Before we get into the seven design principles, we have to define landscape design. Our definition is the process of developing practical and pleasing outdoor living spaces. Think of it as interior design for your outdoor living. Good design achieves the outcome of wanting to relax and linger longer in the garden.
There are seven basic principles to achieve these objectives. They include unity, scale, balance, simplicity, variety, emphasis and sequence, as they apply to line, form, texture and color.
Unity is the organizing principle that attracts and holds your attention. It is built upon the main garden concept, the one objective, or story line. It also organizes groups, with emphasis on the feeling a garden is trying to achieve.
Line connects and defines your outdoor spaces, creating outdoor rooms. Line is a powerful design element to achieve cohesiveness and pull you through the landscape. Your eyes use lines, like paths, to navigate areas and create movement to a destination. We use straight lines, and sweeping curved lines, to effectively delineate Hardscaped and Softscaped areas.
Absolute scale is the comparative value of landscape elements to a fixed structure, such as a house. Relative scale is achieved from the size of the viewer and the surrounding landscape elements. It is the emotional connections the viewer has when immersed in the landscape. Relative scale can create a feeling of action, or relaxation.
Balance is achieved from the equilibrium of the right and left side. For more formal spaces, there is symmetry between both sides. Formality gives viewers a feeling of stateliness, stability and dignity. For a more informal garden, elements can be asymmetrical to achieve free-flowing feelings of curiosity, movement and being alive.
Simplicity and variety work together to balance each other. Simplicity has a lesser degree of repetition. Rather than constant change, it creates unity. Variety, prevents monotony and is achieved through contrast in form, color and texture. In a border perennial garden, simplicity can be achieved form sweeping groups of plants. Variety adds interest by introducing new plants between groups.
Emphasis is achieved by the dominance or subordination of elements, depending on the vantage point of the viewer. Humans want to see dominance and subordination in relation to each other. If not, they will want to leave the landscape. Too many dominant or subordinated elements can distract from a focal point. Cascading heights of low perennials, medium-sized shrubs and larger trees can achieve the right effect.
Sequence is the change in flow of elements. Sequences can be used in form, color or texture, creating movement and life in the landscape.

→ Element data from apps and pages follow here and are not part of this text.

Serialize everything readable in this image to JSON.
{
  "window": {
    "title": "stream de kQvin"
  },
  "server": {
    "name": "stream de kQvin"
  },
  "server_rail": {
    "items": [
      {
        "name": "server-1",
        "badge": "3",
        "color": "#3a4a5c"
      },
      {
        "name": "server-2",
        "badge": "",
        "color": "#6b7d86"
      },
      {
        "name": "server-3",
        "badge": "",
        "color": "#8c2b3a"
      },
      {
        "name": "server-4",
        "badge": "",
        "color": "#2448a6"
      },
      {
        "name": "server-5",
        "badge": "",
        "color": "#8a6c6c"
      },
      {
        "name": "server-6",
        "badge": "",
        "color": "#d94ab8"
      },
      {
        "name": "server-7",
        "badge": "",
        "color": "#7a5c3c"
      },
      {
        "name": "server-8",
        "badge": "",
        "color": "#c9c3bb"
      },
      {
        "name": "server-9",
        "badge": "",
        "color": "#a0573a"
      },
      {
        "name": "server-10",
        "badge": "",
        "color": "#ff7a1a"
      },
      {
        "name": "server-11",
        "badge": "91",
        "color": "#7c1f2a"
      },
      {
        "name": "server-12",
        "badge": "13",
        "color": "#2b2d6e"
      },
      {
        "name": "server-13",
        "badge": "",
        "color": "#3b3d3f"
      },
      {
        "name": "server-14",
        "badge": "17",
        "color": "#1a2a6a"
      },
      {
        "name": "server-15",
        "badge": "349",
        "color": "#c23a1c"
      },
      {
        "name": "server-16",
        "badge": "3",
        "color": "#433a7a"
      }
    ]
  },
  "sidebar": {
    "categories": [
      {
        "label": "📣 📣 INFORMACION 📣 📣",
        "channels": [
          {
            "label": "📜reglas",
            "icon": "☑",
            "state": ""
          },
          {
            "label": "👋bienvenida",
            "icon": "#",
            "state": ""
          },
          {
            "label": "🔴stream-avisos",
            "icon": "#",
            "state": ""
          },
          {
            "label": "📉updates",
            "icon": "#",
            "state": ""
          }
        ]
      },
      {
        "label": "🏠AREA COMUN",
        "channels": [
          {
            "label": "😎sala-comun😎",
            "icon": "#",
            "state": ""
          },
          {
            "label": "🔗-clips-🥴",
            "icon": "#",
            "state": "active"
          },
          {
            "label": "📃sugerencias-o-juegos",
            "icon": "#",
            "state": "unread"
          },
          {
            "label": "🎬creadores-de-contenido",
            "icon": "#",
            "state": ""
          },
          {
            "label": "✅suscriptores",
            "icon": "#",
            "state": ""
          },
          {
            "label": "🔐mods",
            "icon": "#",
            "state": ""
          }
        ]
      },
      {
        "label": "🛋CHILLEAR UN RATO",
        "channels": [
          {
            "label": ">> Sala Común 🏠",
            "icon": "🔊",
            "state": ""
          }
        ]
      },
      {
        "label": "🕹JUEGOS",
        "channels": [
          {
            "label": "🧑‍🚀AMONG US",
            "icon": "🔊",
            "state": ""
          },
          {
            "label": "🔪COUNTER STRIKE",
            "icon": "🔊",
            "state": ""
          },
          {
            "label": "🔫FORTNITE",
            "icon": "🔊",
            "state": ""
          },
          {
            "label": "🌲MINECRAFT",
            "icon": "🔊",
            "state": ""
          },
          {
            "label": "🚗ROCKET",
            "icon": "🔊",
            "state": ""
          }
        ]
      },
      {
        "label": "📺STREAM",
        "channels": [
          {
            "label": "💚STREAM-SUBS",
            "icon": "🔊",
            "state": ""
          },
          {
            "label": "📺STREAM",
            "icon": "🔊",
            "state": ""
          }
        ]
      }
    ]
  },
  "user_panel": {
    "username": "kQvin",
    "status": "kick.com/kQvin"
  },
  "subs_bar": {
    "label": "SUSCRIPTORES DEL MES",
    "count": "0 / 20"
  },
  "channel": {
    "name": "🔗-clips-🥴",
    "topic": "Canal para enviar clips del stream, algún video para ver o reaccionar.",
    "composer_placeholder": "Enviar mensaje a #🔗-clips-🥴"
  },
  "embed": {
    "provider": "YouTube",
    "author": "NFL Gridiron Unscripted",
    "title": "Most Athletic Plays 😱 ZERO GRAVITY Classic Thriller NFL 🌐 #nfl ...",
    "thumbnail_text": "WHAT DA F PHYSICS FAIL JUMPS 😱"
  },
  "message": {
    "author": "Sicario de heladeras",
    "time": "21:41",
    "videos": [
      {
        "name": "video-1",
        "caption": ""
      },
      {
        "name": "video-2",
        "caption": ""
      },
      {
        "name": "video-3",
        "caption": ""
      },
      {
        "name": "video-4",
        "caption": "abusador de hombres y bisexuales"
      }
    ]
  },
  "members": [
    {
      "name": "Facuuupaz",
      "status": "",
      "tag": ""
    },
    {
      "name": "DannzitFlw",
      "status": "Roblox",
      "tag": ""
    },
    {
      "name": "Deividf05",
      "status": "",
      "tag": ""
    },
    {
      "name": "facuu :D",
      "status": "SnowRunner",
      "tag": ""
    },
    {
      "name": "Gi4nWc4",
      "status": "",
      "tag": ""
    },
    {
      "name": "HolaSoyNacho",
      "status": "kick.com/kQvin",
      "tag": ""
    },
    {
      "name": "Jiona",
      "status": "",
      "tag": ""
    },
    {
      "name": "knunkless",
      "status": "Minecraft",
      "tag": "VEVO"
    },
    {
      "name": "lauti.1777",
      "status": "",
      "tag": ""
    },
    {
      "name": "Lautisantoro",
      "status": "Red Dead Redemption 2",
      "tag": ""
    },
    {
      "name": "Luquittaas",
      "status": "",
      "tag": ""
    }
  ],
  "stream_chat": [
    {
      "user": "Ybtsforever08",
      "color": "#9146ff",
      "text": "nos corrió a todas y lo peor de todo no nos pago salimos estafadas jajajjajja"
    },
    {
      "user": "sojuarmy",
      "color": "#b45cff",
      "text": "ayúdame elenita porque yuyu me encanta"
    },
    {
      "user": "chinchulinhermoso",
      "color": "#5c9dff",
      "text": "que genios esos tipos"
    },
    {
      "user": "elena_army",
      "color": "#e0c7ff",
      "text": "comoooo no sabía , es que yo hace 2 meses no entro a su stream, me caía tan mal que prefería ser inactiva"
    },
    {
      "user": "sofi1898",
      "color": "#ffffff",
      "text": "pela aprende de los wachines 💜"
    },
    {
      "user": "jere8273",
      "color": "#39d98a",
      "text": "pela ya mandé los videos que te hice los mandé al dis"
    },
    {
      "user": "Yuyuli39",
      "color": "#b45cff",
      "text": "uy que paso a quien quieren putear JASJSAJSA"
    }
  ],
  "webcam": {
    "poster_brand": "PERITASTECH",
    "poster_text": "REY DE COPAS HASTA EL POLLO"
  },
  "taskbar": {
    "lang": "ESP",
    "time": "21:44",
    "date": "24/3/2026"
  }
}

Form is inherent in the plants and materials used in the landscape, including the dimensional mass of various plant shapes. A good landscape designer will understand the variety of plant shapes, and their inherent growth habit, including columnar, oval, weeping, vase, rounded and pyramidal.
Texture is defined as the relationship of the stem and leaf size of a plant and creates the form. Texture can be fine or course, heavy or light, thin or dense and light or shade. Up close, texture comes from the size and shape relations, while at a distance, texture is perceived from mass of the the play of light and shade. Texture becomes apparent in the winter garden when color is absent. It is also important when hard and soft elements meet each other in the garden. Texture becomes finer with distance, so we tend to use coarser textures closer to the viewer.
Colorful plants are a great way to add life to your garden. There is so much to talk about, so we'll save this subject for another blog. Here is one tip. Using green evergreen shrubs, as a backdrop against colorful plants, can make them more powerful.
Contact us today for a free garden design consultation.